--- Task directions ---
Write out every line below that includes the word "from".

--- Source material ---
++++

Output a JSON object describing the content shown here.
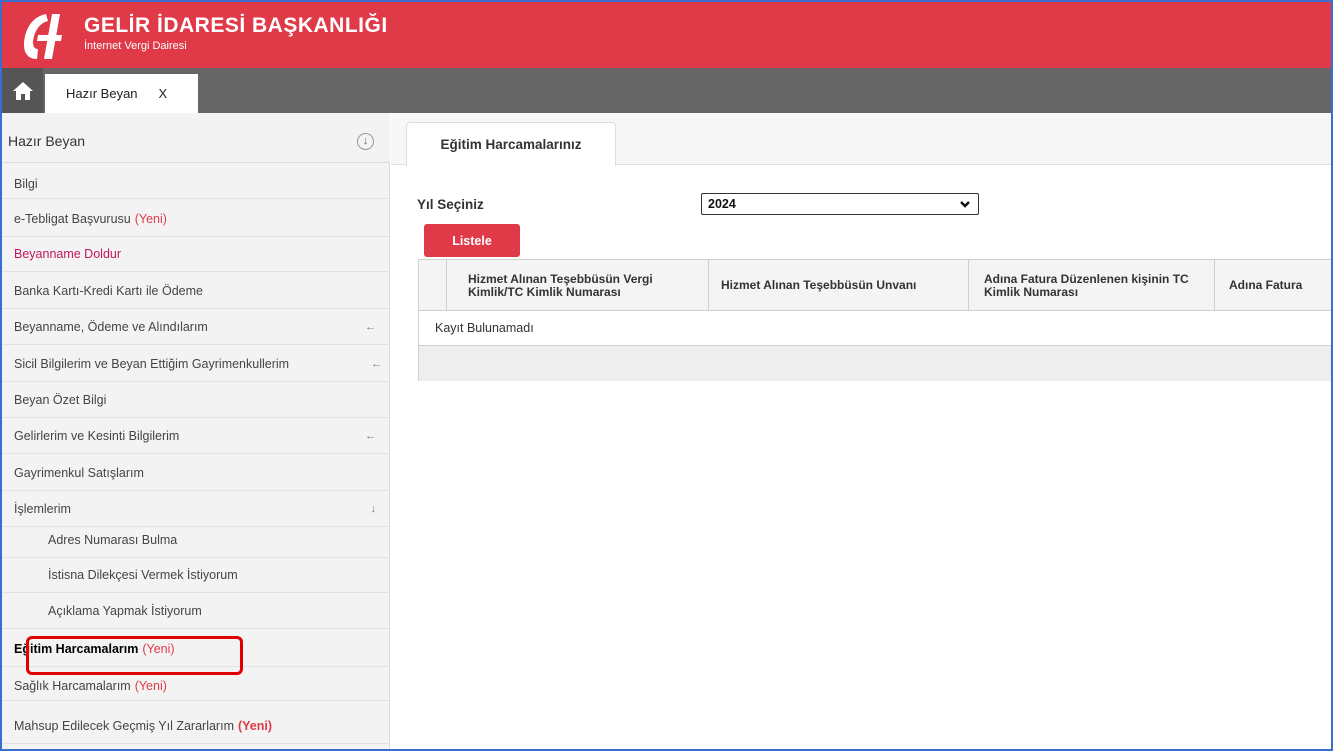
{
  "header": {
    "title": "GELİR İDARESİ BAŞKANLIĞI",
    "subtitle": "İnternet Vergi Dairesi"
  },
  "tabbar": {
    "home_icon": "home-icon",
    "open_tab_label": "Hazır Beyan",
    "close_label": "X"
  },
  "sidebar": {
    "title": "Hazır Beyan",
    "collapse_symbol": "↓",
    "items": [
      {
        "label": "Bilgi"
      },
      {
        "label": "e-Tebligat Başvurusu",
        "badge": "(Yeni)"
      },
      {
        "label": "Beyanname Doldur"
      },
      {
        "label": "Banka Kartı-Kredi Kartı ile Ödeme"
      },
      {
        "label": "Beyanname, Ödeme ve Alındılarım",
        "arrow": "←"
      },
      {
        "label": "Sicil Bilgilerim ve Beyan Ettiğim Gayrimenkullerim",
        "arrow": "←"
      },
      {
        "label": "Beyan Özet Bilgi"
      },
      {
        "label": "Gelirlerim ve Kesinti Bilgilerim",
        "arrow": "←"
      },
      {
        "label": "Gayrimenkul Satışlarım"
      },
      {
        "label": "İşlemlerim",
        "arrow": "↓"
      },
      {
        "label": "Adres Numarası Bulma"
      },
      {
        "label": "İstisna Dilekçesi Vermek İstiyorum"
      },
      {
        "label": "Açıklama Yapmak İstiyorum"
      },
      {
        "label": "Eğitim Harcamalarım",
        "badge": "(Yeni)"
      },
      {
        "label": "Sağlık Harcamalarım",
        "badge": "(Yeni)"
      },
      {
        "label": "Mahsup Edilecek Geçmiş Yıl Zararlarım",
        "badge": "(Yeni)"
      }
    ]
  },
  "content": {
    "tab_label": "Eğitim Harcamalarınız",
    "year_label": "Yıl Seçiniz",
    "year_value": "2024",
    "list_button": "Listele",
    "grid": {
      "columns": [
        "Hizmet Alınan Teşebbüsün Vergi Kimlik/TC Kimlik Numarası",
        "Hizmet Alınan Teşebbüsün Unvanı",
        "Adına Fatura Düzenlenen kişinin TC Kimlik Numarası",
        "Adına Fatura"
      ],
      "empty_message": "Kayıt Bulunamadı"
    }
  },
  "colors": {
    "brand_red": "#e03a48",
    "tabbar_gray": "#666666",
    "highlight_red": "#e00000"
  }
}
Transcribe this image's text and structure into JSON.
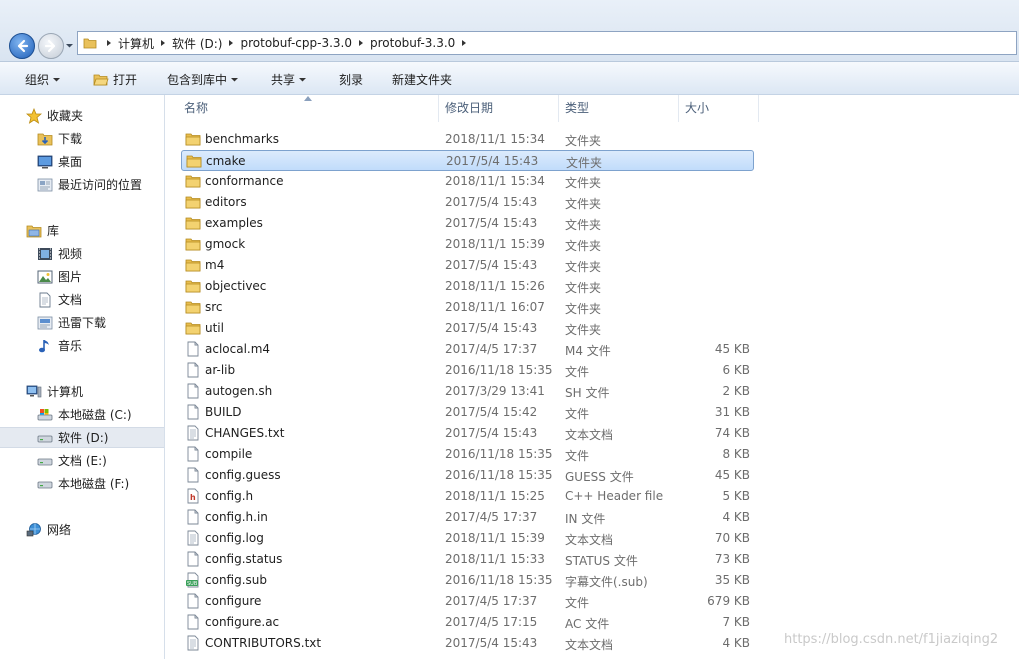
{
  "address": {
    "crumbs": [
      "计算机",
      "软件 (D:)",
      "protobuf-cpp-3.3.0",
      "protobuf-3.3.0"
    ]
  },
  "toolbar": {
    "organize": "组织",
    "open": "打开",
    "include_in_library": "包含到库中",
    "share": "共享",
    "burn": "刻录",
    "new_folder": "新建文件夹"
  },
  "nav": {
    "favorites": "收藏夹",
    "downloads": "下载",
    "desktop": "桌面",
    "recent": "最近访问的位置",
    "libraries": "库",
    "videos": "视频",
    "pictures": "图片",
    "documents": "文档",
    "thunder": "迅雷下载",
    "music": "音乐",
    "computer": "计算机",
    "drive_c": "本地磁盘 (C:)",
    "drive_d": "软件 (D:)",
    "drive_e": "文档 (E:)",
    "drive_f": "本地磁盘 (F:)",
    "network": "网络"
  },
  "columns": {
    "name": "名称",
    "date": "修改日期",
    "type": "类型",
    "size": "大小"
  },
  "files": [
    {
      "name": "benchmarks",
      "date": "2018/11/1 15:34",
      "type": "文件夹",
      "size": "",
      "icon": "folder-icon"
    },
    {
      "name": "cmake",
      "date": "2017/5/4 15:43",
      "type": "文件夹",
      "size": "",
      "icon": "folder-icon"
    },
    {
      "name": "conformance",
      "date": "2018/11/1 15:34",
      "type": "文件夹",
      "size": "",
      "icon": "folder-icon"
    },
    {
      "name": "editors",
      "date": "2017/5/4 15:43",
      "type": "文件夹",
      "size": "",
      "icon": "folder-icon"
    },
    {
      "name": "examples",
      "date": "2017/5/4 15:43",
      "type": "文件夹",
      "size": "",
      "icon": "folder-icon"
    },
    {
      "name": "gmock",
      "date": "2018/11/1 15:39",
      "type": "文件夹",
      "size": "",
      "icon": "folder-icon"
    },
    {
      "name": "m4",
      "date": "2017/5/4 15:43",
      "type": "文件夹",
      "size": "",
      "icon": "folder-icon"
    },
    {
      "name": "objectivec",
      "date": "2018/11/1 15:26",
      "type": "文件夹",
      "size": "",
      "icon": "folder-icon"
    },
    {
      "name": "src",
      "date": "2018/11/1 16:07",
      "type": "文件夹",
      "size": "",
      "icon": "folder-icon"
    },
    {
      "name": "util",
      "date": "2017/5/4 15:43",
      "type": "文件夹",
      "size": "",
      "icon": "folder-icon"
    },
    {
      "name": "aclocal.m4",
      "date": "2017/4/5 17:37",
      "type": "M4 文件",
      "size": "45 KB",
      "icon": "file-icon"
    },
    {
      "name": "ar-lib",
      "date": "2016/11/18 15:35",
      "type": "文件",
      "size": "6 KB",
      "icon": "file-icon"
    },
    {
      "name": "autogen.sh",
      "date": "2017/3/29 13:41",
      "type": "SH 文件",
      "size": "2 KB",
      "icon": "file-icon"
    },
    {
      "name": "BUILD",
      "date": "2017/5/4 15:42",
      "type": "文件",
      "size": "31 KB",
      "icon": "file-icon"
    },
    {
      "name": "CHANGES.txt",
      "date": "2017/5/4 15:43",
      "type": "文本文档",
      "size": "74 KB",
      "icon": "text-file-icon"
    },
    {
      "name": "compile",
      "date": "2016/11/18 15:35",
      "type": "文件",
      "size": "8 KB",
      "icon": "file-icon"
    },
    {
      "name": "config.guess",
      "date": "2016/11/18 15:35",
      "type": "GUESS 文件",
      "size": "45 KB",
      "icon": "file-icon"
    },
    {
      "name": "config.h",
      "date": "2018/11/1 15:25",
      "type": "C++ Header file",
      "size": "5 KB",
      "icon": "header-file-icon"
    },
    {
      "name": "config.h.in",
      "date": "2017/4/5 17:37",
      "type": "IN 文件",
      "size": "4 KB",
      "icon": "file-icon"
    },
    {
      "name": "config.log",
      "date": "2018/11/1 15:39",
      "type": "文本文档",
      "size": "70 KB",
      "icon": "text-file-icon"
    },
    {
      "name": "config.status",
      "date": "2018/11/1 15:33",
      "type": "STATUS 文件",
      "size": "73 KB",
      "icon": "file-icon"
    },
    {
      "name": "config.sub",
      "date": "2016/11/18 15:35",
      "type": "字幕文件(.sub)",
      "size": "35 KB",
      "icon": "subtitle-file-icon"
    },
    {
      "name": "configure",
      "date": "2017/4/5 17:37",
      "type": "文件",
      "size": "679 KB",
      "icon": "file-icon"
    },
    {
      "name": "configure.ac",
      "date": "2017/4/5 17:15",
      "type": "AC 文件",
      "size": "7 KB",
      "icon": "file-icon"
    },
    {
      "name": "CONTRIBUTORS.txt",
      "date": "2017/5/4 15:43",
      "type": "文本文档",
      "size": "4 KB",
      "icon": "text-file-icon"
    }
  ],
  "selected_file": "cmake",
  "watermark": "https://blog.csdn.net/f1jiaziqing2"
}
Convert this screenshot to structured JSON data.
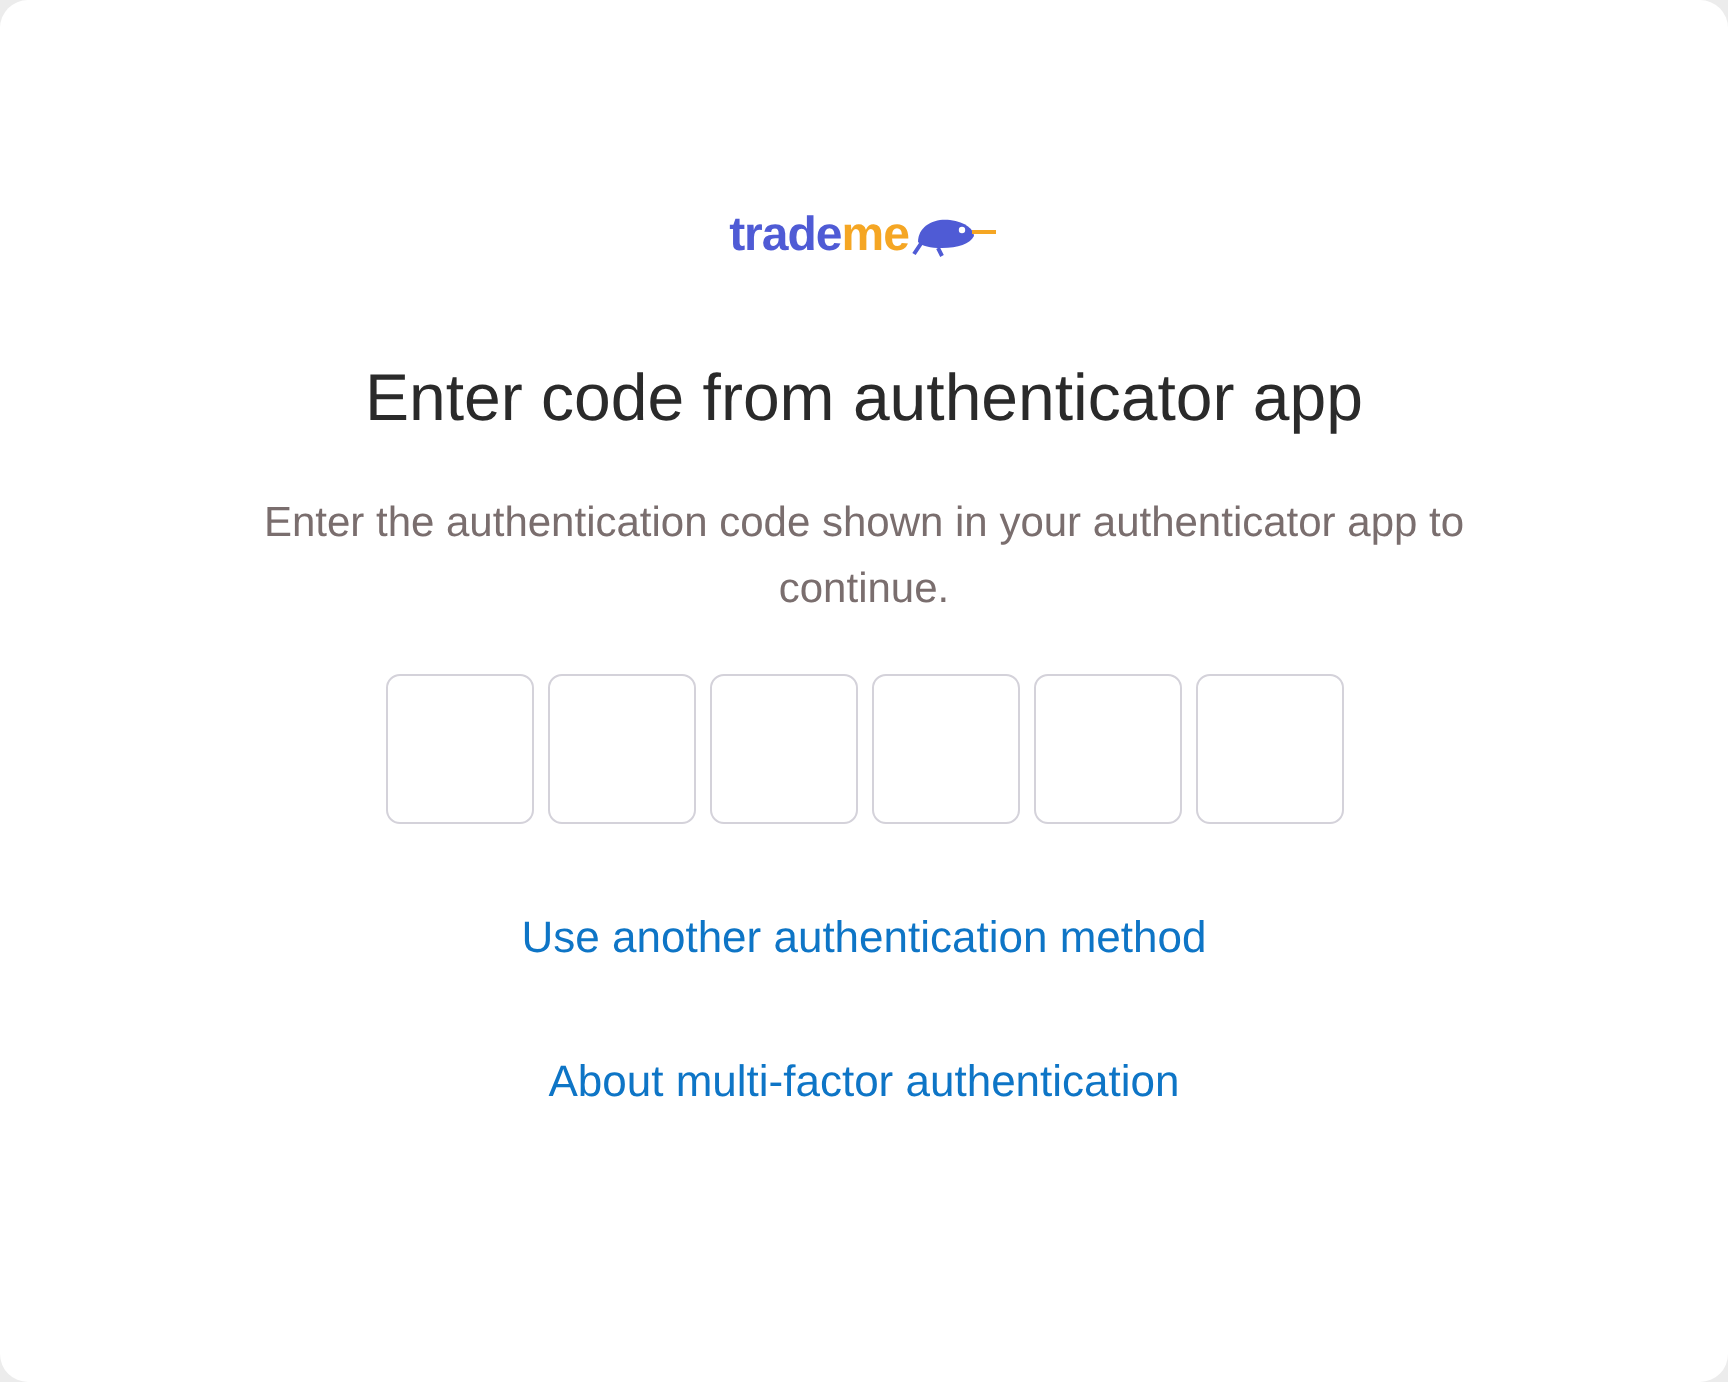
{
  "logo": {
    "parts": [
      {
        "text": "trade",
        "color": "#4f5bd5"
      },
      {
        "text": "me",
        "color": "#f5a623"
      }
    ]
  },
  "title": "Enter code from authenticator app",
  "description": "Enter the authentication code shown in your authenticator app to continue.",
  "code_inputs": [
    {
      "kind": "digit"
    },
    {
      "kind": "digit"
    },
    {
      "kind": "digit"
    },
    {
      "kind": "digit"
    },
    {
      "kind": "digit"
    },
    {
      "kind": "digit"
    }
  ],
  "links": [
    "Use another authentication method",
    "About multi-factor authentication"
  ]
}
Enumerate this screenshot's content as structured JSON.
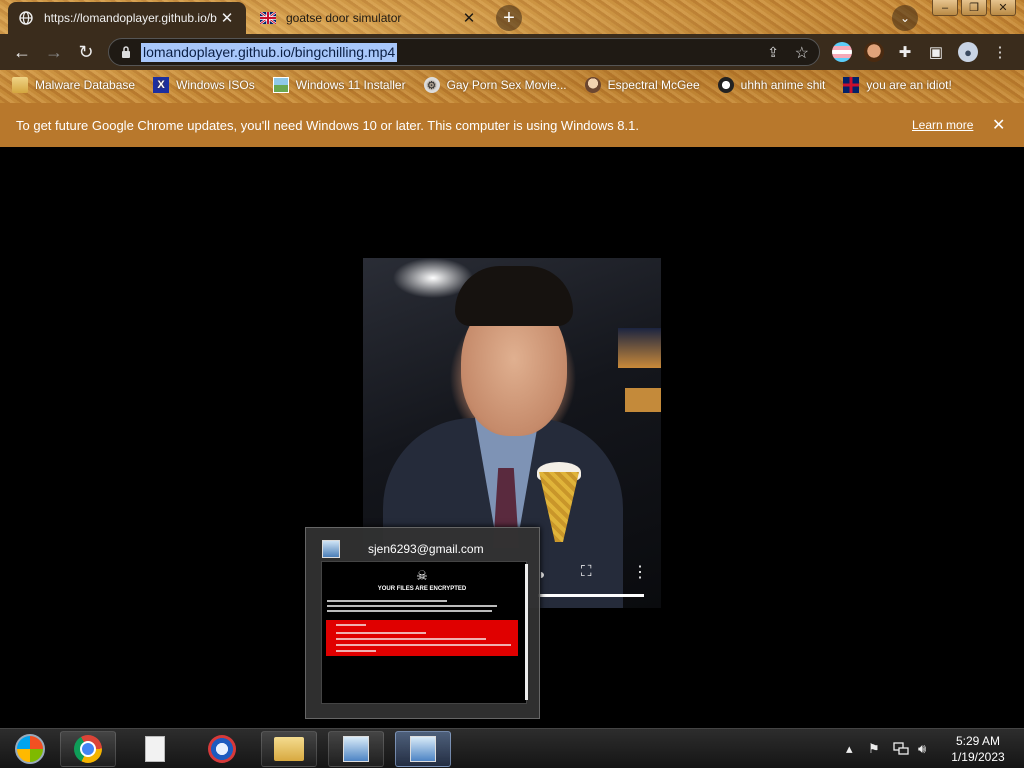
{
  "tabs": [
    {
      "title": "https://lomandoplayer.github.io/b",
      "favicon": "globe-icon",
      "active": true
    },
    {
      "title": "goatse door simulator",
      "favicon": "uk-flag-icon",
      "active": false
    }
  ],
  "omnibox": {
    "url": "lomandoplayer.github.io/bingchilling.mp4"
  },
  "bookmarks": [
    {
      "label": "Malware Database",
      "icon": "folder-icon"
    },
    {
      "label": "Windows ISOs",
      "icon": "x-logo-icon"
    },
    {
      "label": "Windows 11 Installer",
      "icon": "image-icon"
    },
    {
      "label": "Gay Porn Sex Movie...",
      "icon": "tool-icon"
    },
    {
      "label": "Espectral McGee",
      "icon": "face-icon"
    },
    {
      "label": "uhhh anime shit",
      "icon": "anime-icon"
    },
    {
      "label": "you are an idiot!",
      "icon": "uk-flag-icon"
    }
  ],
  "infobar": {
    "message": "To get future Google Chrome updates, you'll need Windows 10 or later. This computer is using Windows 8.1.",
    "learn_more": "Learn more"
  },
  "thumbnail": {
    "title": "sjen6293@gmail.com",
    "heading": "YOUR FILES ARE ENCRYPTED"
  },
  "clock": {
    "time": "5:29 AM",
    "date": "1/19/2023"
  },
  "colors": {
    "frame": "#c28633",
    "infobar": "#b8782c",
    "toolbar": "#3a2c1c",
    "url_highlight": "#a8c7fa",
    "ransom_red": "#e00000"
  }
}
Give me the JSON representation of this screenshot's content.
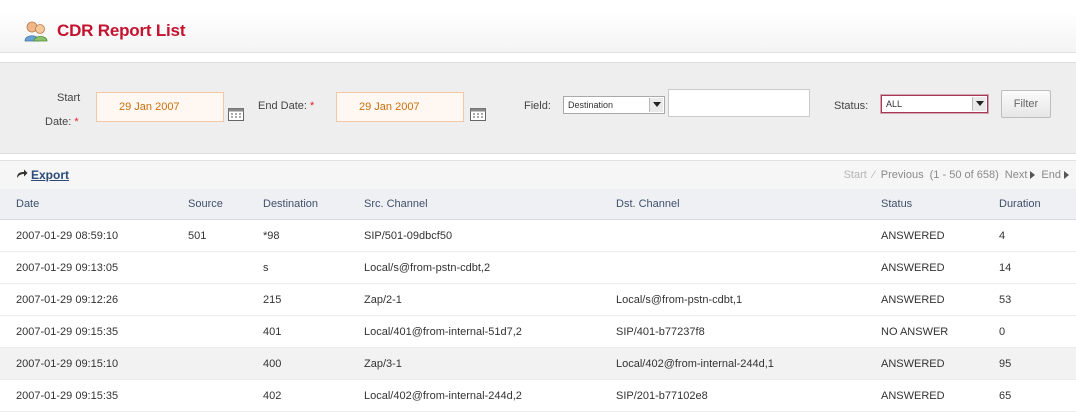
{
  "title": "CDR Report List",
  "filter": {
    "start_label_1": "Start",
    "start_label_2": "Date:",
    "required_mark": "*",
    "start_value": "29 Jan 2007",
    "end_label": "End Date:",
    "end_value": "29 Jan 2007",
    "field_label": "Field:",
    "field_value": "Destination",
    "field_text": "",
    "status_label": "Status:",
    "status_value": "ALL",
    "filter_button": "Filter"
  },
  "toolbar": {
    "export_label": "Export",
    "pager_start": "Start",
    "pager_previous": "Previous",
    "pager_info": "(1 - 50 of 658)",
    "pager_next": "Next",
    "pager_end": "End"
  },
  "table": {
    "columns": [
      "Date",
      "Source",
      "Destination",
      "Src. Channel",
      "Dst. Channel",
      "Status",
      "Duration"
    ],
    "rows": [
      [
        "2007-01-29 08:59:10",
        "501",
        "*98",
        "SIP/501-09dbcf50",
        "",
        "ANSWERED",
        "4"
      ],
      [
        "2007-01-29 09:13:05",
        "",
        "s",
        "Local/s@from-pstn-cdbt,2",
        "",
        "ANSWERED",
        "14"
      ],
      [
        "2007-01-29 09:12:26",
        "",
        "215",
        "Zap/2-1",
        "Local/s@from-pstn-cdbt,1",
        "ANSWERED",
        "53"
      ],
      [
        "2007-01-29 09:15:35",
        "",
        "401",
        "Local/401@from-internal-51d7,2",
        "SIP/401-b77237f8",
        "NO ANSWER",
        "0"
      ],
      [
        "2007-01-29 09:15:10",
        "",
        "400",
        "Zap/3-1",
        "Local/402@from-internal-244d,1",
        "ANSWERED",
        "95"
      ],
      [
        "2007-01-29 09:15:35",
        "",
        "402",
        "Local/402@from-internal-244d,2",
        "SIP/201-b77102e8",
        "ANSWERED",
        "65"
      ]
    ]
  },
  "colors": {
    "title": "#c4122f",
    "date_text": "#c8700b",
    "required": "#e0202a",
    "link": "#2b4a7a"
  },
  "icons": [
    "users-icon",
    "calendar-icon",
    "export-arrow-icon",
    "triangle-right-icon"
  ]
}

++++

--- Response ---
  "title": "Enter code from authenticator app",
        "Local/s@from-pstn-cdbt,2",
        "Local/s@from-pstn-cdbt,1",
        "Local/401@from-internal-51d7,2",
        "Local/402@from-internal-244d,1",
        "Local/402@from-internal-244d,2",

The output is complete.